Most cavities are fairly easy to treat with a simple dental filling, but cavities can cause a lot of problems if left untreated. That’s why it’s important to catch cavities early! Read on to learn about 5 signs you may have a cavity so that you can spot it early and treat it quickly!
1. Cold Food and Drinks
Many people first discover they are suffering from a cavity when they are eating ice cream or drinking a cold glass of iced tea or water. If you experience sudden or intense discomfort after eating or drinking something cold, this is one of the most common signs you may have a cavity.
2. Cold Weather
Just like cold drinks can trigger sensitivity in a tooth that is suffering from decay, cold weather can as well. If you are breathing through your mouth while outside in the cold and you experience sudden discomfort or your tooth begins to ache, it’s a good idea to check in with your dentist.
When you have a cavity, lots of things can trigger sensitivity. Chewing is another trigger.
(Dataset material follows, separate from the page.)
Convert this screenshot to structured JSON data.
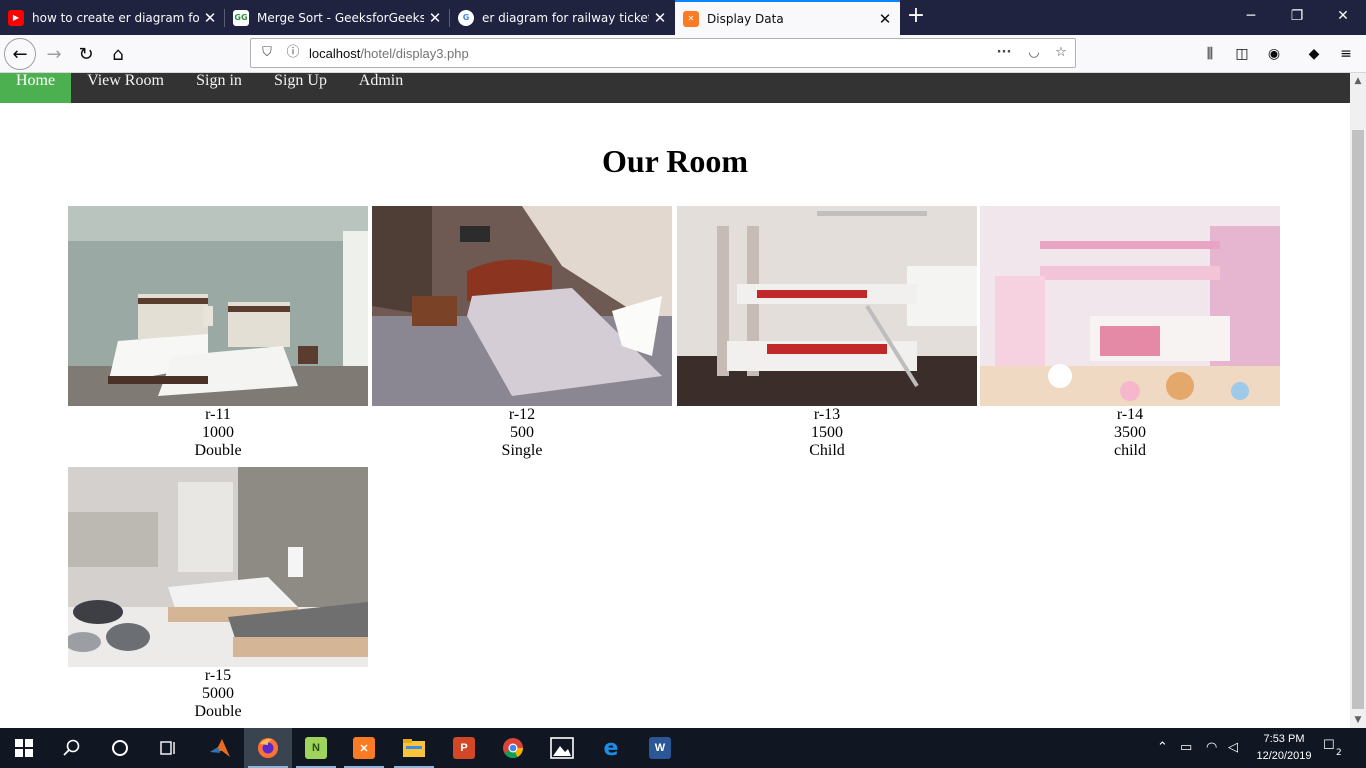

Your teeth shouldn’t hurt if they are healthy, so if you experience discomfort while chewing, you should make an appointment with your dentist as soon as possible.
Signs you may have a cavity are sometimes seen instead of felt. If your tooth appears discolored in any way or if you notice areas that are whiter than usual, these can be signs of tooth decay. If your tooth changes in appearance, it can be a sign of more serious conditions, as well, so you should always call your dentist if you notice sudden or obvious changes to the way your teeth look.
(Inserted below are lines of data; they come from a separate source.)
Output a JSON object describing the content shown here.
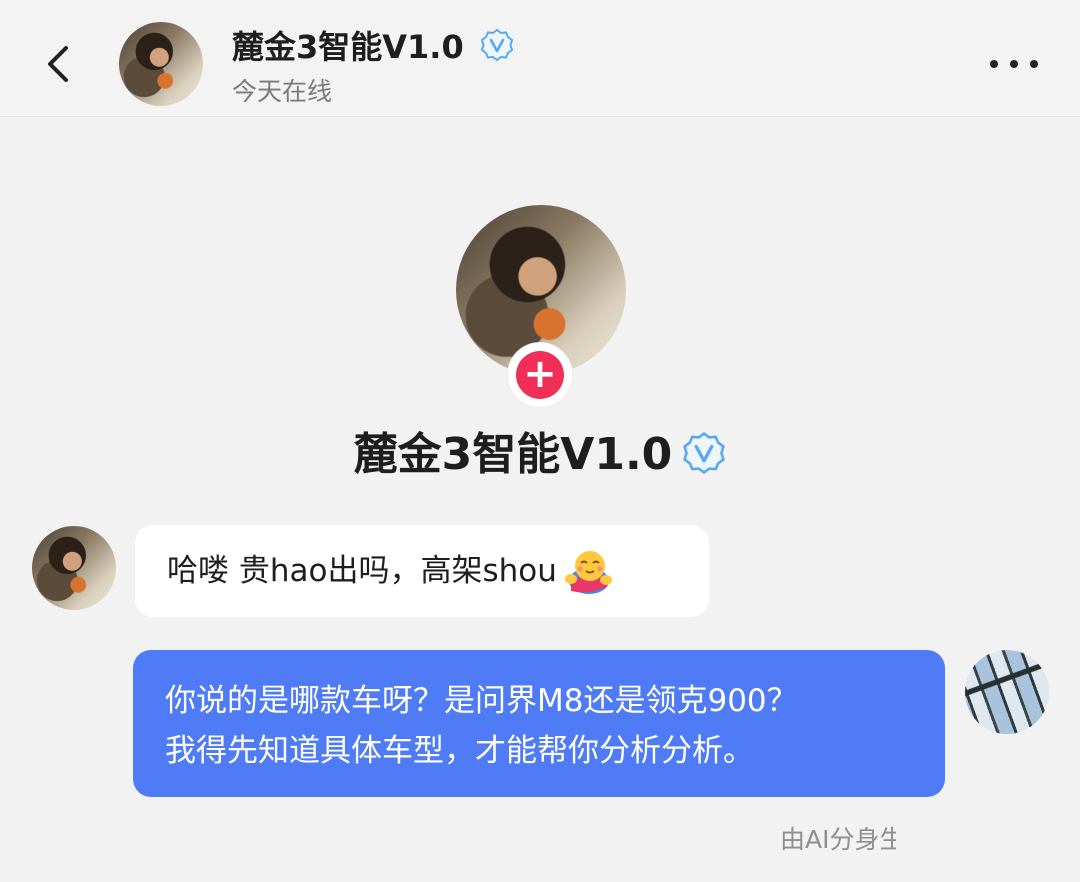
{
  "header": {
    "name": "麓金3智能V1.0",
    "status": "今天在线"
  },
  "profile": {
    "name": "麓金3智能V1.0",
    "follow_symbol": "+"
  },
  "messages": [
    {
      "side": "left",
      "text": "哈喽 贵hao出吗，高架shou"
    },
    {
      "side": "right",
      "lines": [
        "你说的是哪款车呀？是问界M8还是领克900？",
        "我得先知道具体车型，才能帮你分析分析。"
      ]
    }
  ],
  "ai_note": "由AI分身生成",
  "colors": {
    "page_background": "#f2f2f2",
    "bubble_incoming": "#ffffff",
    "bubble_outgoing": "#4f7cf6",
    "verify_badge": "#5aa8f0",
    "follow_button": "#ef2f55"
  },
  "icons": {
    "back": "chevron-left-icon",
    "more": "more-dots-icon",
    "verified": "verified-v-icon",
    "follow": "plus-icon",
    "emoji": "hug-emoji-icon"
  }
}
5. A Spot
The easiest way to recognize a cavity is when it is easily visible on the surface of your tooth. A cavity is a tiny hole on the surface of your tooth. Often they are so small that they are not visible until they become more serious, so if you have concerns that you may have a cavity but don’t see anything different about your tooth, it’s still important to make an appointment as soon as you can to get it checked out by your dentist.
Call our Boca Raton, FL, dental office to make an appointment with a dentist who may be able to help you find out more about this topic, and improve your oral health.